Task directions >>
Please give again every entry exactly as it appears, setting aside the pictures.

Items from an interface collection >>
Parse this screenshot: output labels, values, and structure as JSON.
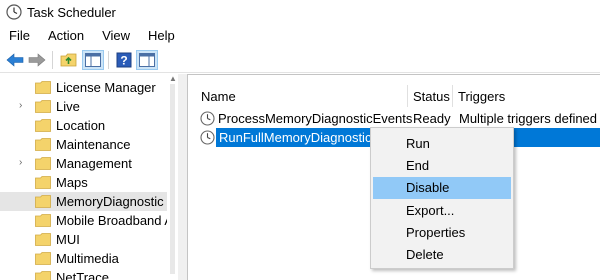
{
  "window": {
    "title": "Task Scheduler"
  },
  "menubar": {
    "items": [
      "File",
      "Action",
      "View",
      "Help"
    ]
  },
  "toolbar": {
    "icons": [
      "back-arrow-icon",
      "forward-arrow-icon",
      "folder-up-icon",
      "show-hide-console-tree-icon",
      "help-icon",
      "show-hide-action-pane-icon"
    ]
  },
  "tree": {
    "items": [
      {
        "label": "License Manager",
        "expandable": false,
        "selected": false
      },
      {
        "label": "Live",
        "expandable": true,
        "selected": false
      },
      {
        "label": "Location",
        "expandable": false,
        "selected": false
      },
      {
        "label": "Maintenance",
        "expandable": false,
        "selected": false
      },
      {
        "label": "Management",
        "expandable": true,
        "selected": false
      },
      {
        "label": "Maps",
        "expandable": false,
        "selected": false
      },
      {
        "label": "MemoryDiagnostic",
        "expandable": false,
        "selected": true
      },
      {
        "label": "Mobile Broadband A",
        "expandable": false,
        "selected": false
      },
      {
        "label": "MUI",
        "expandable": false,
        "selected": false
      },
      {
        "label": "Multimedia",
        "expandable": false,
        "selected": false
      },
      {
        "label": "NetTrace",
        "expandable": false,
        "selected": false
      }
    ]
  },
  "tasks": {
    "columns": [
      "Name",
      "Status",
      "Triggers"
    ],
    "rows": [
      {
        "name": "ProcessMemoryDiagnosticEvents",
        "status": "Ready",
        "triggers": "Multiple triggers defined",
        "selected": false
      },
      {
        "name": "RunFullMemoryDiagnostic",
        "status": "",
        "triggers": "",
        "selected": true
      }
    ]
  },
  "context_menu": {
    "items": [
      "Run",
      "End",
      "Disable",
      "Export...",
      "Properties",
      "Delete"
    ],
    "highlighted": "Disable"
  },
  "colors": {
    "selection_blue": "#0078d7",
    "menu_hover": "#91c9f7",
    "menu_bg": "#f2f2f2",
    "tree_selected": "#e5e5e5",
    "folder_yellow": "#f4d36b"
  }
}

Completed task >>
Parse this screenshot: output labels, values, and structure as JSON.
{
  "window": {
    "title": "Task Scheduler"
  },
  "menubar": {
    "items": [
      "File",
      "Action",
      "View",
      "Help"
    ]
  },
  "toolbar": {
    "icons": [
      "back-arrow-icon",
      "forward-arrow-icon",
      "folder-up-icon",
      "show-hide-console-tree-icon",
      "help-icon",
      "show-hide-action-pane-icon"
    ]
  },
  "tree": {
    "items": [
      {
        "label": "License Manager",
        "expandable": false,
        "selected": false
      },
      {
        "label": "Live",
        "expandable": true,
        "selected": false
      },
      {
        "label": "Location",
        "expandable": false,
        "selected": false
      },
      {
        "label": "Maintenance",
        "expandable": false,
        "selected": false
      },
      {
        "label": "Management",
        "expandable": true,
        "selected": false
      },
      {
        "label": "Maps",
        "expandable": false,
        "selected": false
      },
      {
        "label": "MemoryDiagnostic",
        "expandable": false,
        "selected": true
      },
      {
        "label": "Mobile Broadband A",
        "expandable": false,
        "selected": false
      },
      {
        "label": "MUI",
        "expandable": false,
        "selected": false
      },
      {
        "label": "Multimedia",
        "expandable": false,
        "selected": false
      },
      {
        "label": "NetTrace",
        "expandable": false,
        "selected": false
      }
    ]
  },
  "tasks": {
    "columns": [
      "Name",
      "Status",
      "Triggers"
    ],
    "rows": [
      {
        "name": "ProcessMemoryDiagnosticEvents",
        "status": "Ready",
        "triggers": "Multiple triggers defined",
        "selected": false
      },
      {
        "name": "RunFullMemoryDiagnostic",
        "status": "",
        "triggers": "",
        "selected": true
      }
    ]
  },
  "context_menu": {
    "items": [
      "Run",
      "End",
      "Disable",
      "Export...",
      "Properties",
      "Delete"
    ],
    "highlighted": "Disable"
  },
  "colors": {
    "selection_blue": "#0078d7",
    "menu_hover": "#91c9f7",
    "menu_bg": "#f2f2f2",
    "tree_selected": "#e5e5e5",
    "folder_yellow": "#f4d36b"
  }
}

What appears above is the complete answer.